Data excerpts
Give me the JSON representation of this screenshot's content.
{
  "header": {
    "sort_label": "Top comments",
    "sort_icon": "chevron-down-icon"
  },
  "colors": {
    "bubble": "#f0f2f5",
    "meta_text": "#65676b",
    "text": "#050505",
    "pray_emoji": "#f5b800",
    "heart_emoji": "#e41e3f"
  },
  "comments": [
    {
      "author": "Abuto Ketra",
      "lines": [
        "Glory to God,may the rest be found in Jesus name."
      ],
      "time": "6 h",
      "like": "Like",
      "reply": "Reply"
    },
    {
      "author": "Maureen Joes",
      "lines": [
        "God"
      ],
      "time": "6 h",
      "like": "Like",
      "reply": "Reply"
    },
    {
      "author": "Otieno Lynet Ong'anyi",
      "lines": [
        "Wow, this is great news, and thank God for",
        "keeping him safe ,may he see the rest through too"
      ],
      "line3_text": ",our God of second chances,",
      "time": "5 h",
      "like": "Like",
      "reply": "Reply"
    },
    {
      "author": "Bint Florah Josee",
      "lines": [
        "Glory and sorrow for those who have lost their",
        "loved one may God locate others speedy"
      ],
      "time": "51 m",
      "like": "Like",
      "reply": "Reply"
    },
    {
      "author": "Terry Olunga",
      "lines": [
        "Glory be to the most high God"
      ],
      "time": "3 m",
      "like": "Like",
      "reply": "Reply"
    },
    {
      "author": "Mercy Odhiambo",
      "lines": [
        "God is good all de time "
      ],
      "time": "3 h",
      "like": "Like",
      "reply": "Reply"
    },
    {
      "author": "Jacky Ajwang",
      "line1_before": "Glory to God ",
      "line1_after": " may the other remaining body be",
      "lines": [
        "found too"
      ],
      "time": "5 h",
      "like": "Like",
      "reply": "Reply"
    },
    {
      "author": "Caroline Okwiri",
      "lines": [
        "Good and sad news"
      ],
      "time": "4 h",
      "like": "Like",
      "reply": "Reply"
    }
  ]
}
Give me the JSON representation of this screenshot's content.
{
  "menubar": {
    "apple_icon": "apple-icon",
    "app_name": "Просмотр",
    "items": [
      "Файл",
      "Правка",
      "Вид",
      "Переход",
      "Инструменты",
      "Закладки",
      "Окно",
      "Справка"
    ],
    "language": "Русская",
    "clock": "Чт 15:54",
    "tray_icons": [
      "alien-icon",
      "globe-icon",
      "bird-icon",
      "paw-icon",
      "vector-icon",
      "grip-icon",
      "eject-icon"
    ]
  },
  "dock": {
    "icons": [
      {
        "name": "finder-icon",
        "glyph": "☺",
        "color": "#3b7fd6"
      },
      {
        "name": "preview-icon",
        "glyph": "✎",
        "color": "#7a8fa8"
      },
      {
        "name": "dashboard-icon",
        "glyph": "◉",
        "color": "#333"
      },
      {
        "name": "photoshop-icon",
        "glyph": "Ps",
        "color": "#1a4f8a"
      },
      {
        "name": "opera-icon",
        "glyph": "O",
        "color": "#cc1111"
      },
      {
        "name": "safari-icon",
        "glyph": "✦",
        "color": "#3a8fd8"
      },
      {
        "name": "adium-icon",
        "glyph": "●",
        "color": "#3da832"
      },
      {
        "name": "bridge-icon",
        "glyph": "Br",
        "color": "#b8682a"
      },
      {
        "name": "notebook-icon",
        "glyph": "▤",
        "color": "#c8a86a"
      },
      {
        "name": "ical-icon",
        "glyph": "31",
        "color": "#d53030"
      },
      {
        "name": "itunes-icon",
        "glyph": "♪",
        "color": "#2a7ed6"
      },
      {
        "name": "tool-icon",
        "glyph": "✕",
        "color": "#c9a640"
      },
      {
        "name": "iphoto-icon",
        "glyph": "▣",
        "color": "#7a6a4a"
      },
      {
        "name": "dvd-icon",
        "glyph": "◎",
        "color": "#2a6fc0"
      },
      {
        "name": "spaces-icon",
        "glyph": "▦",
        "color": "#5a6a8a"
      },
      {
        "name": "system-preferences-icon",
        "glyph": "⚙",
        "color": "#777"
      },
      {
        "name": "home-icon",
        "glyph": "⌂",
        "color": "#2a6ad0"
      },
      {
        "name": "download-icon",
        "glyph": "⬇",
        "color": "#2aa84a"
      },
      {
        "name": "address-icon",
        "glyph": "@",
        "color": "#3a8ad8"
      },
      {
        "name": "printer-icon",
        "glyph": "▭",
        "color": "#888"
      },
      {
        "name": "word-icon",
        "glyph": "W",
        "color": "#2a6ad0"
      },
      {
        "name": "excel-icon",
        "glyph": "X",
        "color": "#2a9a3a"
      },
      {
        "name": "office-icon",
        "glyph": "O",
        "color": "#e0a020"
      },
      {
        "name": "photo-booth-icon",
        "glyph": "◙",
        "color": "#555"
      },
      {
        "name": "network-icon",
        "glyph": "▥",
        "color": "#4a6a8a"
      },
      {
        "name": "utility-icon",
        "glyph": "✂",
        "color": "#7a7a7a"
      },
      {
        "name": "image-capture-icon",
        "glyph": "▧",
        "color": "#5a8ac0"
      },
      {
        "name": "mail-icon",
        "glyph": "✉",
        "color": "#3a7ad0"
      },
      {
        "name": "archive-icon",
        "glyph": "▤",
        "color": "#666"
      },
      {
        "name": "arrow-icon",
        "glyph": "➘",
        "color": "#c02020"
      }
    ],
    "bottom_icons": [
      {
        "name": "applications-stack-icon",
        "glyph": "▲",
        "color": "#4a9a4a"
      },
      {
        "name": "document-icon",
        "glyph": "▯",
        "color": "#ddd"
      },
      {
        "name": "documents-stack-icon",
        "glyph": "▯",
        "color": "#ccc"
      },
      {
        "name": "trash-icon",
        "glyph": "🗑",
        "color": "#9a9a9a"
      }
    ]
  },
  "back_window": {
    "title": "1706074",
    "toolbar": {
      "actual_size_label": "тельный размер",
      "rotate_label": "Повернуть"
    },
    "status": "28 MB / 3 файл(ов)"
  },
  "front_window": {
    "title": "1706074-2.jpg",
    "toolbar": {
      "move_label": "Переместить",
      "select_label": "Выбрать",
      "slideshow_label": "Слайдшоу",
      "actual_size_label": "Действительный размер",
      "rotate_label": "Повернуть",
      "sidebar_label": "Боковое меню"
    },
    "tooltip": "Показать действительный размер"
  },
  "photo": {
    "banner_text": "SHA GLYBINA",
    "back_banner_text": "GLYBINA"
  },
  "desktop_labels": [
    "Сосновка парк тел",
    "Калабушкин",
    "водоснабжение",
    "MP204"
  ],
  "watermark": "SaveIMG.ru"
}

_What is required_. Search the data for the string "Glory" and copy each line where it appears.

_Solved exercise_.
        "Glory to God,may the rest be found in Jesus name."
        "Glory and sorrow for those who have lost their",
        "Glory be to the most high God"
      "line1_before": "Glory to God ",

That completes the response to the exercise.